the-market-as-godIn these economically turbulent times I’ve come to revisit a dissertation I wrote as a theology undergraduate student at Cardiff University some eight or nine years ago. I was looking for something less ordinary to write about and came across an article written by Harvey Cox (professor at Harvard Divinity School) titled The Market as god – living in the new dispensation. I found the whole thing quite intriguing and decided to put his idea to the test   – can the free global market really be regarded as a religion? I mean, from a Christian view point, if this is correct it would create some interesting issues to deal with, wouldn’t it?

Cox writes that 

A few years ago a friend advised me that if I wanted to know what was going on in the real world, I should read the business pages. Although my lifelong interest has been in the study of religion, I am always willing to expand my horizons; so I took the advice, vaguely fearful that I would have to cope with a new and baffling vocabulary. 

Instead I was surprised to discover that most of the concepts I ran across were quite familiar. Expecting a terra incognita, I found myself instead in the land of déjà vu. The lexicon of The Wall Street Journal and the business sections of Time and Newsweek turned out to bear a striking resemblance to Genesis, the Epistle to the Romans, and Saint Augustine’s City of God. Behind descriptions of market reforms, monetary policy, and the convolutions of the Dow, I gradually made out the pieces of a grand narrative about the inner meaning of human history, why things had gone wrong, and how to put them right.

Cox finds myths of origin, sacraments, eschatology, and he describes how the Market god has evolved from being a deity sharing its glory with other gods, to a state where it has “risen above these demigods and chthonic spirits to become today’s First Cause.” 

Well, then, what would the aim and mission be for this deity, one may wonder? According to Cox, it is to turn all things into commodities, with the help of motivational researchers and the prophets of Wall Street, and to reach a “total market” where all things are for sale to prices determined by supply and demand.

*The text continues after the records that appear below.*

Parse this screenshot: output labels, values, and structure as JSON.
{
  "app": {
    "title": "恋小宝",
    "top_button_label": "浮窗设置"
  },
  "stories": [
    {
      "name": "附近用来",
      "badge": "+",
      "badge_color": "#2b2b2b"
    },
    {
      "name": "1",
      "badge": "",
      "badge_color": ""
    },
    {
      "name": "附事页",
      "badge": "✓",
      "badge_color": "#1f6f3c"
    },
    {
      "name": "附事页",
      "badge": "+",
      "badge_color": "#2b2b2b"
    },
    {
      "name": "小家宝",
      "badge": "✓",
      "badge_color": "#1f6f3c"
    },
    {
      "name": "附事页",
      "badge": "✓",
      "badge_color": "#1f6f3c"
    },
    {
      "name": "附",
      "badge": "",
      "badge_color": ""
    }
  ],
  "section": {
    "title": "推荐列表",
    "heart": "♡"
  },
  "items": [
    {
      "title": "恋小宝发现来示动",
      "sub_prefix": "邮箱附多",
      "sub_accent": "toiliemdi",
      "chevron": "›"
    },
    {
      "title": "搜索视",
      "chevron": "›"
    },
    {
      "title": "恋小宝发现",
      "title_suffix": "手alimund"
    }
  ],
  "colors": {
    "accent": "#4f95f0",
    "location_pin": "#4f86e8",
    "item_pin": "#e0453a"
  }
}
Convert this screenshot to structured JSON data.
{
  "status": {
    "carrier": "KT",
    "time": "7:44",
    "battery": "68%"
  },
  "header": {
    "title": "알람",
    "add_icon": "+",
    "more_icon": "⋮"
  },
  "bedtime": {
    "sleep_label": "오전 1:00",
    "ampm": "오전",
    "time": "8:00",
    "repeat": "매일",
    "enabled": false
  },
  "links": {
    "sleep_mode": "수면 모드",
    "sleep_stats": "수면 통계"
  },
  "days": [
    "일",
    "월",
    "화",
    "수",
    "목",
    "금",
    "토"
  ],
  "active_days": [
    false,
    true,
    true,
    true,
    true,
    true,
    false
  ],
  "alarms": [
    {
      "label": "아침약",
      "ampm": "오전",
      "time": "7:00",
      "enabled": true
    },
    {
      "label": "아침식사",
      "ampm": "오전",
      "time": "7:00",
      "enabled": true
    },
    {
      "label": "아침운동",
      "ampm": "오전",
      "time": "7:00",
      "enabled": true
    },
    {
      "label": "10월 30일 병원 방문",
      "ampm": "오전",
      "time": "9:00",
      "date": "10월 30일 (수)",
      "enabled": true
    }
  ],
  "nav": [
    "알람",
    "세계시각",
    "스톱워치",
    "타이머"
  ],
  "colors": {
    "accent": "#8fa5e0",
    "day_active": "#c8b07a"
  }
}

Hmm, you might think that this is totally ridiculous and far fetched. And you’re probably right. But I remember that  I really enjoyed writing the dissertation. And for sure, we’ve totally managed to evoke the wrath of this deity this autumn. And it demands its sacrifices. People and laid off, business are closed down, countries fall into recession, and the world trembles. Thus is the will of the Market. For the Market has spoken.

Anyway, the whole thesis really stands and falls on two issues:

1. How you define the free global market

2. How you define religion


These are quite complicated subjects, and its way too late in the evening for me to start thinking about these things now. I’ll leave it at that for now and come back to this later…